A Massive LinkedIn Study Reveals Who Actually Helps You Get That Job


Article by Viviane Callier : “If you want a new job, don’t just rely on friends or family. According to one of the most influential theories in social science, you’re more likely to nab a new position through your “weak ties,” loose acquaintances with whom you have few mutual connections. Sociologist Mark Granovetter first laid out this idea in a 1973 paper that has garnered more than 65,000 citations. But the theory, dubbed “the strength of weak ties,” after the title of Granovetter’s study, lacked causal evidence for decades. Now a sweeping study that looked at more than 20 million people on the professional social networking site LinkedIn over a five-year period finally shows that forging weak ties does indeed help people get new jobs. And it reveals which types of connections are most important for job hunters…Along with job seekers, policy makers could also learn from the new paper. “One thing the study highlights is the degree to which algorithms are guiding fundamental, baseline, important outcomes, like employment and unemployment,” Aral says. The role that LinkedIn’s People You May Know function plays in gaining a new job demonstrates “the tremendous leverage that algorithms have on employment and probably other factors of the economy as well.” It also suggests that such algorithms could create bellwethers for economic changes: in the same way that the Federal Reserve looks at the Consumer Price Index to decide whether to hike interest rates, Aral suggests, networks such as LinkedIn might provide new data sources to help policy makers parse what is happening in the economy. “I think these digital platforms are going to be an important source of that,” he says…(More)”

The New ADP National Employment Report


Press Release: “The new ADP National Employment Report (NER) launched today in collaboration with the Stanford Digital Economy Lab. Earlier this spring, the ADP Research Institute paused the NER in order to refine the methodology and design of the report.

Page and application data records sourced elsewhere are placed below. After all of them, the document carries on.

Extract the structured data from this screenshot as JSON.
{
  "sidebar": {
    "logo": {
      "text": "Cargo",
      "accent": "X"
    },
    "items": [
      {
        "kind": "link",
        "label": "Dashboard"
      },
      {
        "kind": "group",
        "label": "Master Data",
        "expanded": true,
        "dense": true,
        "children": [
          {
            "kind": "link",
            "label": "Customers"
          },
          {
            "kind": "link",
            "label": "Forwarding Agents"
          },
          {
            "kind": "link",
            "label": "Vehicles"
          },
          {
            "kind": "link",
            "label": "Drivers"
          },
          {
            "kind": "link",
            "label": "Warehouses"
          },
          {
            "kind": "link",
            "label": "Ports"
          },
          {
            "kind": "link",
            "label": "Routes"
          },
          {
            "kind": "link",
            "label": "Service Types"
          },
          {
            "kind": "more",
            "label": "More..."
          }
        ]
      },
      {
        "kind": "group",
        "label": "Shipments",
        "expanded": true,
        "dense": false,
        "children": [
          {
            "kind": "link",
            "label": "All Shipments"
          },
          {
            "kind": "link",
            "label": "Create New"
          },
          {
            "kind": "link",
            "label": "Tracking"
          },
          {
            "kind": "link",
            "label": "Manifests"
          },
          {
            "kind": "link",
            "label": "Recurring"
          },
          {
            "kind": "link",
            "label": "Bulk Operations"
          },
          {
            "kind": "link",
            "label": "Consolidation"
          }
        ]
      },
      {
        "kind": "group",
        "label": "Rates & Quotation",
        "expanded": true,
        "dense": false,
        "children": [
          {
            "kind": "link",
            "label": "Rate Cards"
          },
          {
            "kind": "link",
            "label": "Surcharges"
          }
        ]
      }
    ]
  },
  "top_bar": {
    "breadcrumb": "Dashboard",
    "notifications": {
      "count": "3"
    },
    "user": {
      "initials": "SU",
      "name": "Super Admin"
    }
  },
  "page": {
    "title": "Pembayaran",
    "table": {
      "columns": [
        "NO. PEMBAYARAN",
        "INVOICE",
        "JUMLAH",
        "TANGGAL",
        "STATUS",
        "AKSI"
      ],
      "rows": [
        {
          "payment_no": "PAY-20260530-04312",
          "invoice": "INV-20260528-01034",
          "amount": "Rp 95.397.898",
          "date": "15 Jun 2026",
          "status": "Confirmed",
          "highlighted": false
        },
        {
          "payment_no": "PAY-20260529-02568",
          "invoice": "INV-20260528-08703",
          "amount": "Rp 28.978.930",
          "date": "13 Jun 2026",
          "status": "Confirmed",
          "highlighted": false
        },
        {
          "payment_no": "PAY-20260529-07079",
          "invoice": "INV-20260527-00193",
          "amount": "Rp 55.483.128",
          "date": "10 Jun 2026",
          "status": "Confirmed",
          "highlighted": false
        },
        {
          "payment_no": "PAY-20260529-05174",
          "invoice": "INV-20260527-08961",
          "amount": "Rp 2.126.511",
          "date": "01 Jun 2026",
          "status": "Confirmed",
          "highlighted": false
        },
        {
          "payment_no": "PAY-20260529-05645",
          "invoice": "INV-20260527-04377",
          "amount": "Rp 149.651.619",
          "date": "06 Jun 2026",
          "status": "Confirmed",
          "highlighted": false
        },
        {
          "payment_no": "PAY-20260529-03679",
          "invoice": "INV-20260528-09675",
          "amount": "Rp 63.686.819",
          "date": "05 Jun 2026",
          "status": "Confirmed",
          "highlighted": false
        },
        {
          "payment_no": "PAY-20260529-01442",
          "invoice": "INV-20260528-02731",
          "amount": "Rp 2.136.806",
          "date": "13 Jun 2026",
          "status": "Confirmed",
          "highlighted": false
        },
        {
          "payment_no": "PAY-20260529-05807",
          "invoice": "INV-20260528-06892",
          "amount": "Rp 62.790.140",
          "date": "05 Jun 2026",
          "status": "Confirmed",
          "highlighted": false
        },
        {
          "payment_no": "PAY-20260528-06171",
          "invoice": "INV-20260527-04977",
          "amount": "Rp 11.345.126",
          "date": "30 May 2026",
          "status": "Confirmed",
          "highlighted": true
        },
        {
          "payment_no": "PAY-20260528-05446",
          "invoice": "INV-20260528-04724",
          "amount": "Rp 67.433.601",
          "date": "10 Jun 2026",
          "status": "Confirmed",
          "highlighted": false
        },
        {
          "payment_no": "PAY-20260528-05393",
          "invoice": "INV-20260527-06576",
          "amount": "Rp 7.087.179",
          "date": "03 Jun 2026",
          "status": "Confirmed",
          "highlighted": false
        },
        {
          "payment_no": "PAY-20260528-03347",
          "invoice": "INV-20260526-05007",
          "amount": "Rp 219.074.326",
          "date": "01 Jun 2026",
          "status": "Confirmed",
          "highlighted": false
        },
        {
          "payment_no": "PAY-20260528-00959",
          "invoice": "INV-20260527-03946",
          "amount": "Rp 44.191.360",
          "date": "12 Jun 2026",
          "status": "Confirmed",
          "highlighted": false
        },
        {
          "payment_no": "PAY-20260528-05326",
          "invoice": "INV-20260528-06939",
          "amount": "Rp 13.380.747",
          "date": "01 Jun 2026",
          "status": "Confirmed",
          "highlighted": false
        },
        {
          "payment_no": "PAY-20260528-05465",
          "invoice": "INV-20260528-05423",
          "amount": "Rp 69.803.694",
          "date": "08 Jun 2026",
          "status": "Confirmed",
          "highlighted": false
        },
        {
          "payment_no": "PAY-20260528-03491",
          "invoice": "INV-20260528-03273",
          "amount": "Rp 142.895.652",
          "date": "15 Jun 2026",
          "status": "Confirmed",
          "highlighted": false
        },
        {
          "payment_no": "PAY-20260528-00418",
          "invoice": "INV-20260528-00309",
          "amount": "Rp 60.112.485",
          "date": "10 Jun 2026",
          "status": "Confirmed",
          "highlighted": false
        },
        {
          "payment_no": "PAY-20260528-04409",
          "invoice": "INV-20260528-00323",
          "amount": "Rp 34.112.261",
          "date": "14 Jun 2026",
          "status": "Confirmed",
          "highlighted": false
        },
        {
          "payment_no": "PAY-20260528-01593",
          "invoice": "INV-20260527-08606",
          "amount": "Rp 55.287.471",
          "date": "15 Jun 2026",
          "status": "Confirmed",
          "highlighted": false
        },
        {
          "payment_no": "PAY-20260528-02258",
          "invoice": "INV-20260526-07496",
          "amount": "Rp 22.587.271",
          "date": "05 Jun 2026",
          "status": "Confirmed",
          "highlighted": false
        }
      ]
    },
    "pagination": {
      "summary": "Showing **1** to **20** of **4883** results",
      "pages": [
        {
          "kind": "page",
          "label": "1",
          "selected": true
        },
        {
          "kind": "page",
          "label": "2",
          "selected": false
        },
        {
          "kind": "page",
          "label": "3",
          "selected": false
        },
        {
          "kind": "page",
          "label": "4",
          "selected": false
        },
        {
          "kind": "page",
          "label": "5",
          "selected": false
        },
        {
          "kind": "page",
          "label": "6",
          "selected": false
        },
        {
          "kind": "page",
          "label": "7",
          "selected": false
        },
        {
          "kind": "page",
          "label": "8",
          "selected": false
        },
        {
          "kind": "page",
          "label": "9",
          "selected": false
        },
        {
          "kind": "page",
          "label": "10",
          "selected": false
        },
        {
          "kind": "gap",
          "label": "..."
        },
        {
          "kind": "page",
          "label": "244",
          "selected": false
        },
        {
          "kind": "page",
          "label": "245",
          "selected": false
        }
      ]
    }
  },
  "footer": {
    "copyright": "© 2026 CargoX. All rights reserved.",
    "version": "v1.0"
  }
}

Part of that evolution was teaming up data scientists at the Stanford Digital Economy Lab to add a new perspective and rigor to the report. The new report uses fine-grained, high-frequency data on jobs and wages to deliver a richer and more useful analysis of the labor market.

Let’s take a look at some of the key changes with the new NER, along with the new ADP® Pay Insights Report.

It’s independent. The key change is that the new ADP NER is an independent measure of the US labor market, rather than a forecast of the BLS monthly jobs number. Jobs report and pay insights are based on anonymized and aggregated payroll data from more than 25 million US employees across 500,000 companies. The new report focuses solely on ADP’s clients and private-sector change…(More)”.

Reorganise: 15 stories of workers fighting back in a digital age 


Book edited by Hannah O’Rourke & Edward Saperia: “In only a decade, the labour market has changed beyond all recognition – from zero-hour contracts to platform monopolies. As capitalism has re-created itself for the digital age, so too must the workers whose labour underpins it.

From a union for instagram influencers to roadworkers organising through a Facebook Group, former WSJ journalist Lucy Harley-McKeown takes us on a journey to discover how workers are fighting back in the 21st century…(More)”.

The fear of technology-driven unemployment and its empirical base


Article by Kerstin Hötte, Melline Somers and Angelos Theodorakopoulos:”New technologies may replace human labour, but can simultaneously create jobs if workers are needed to use these technologies or if new economic activities emerge. At the same time, technology-driven productivity growth may increase disposable income, stimulating a demand-induced employment expansion. Based on a systematic review of the empirical literature on technological change and its impact on employment published in the past four decades, this column suggests that the empirical support for the labour-creating effects of technological change dominates that for labour-replacement…(More)”.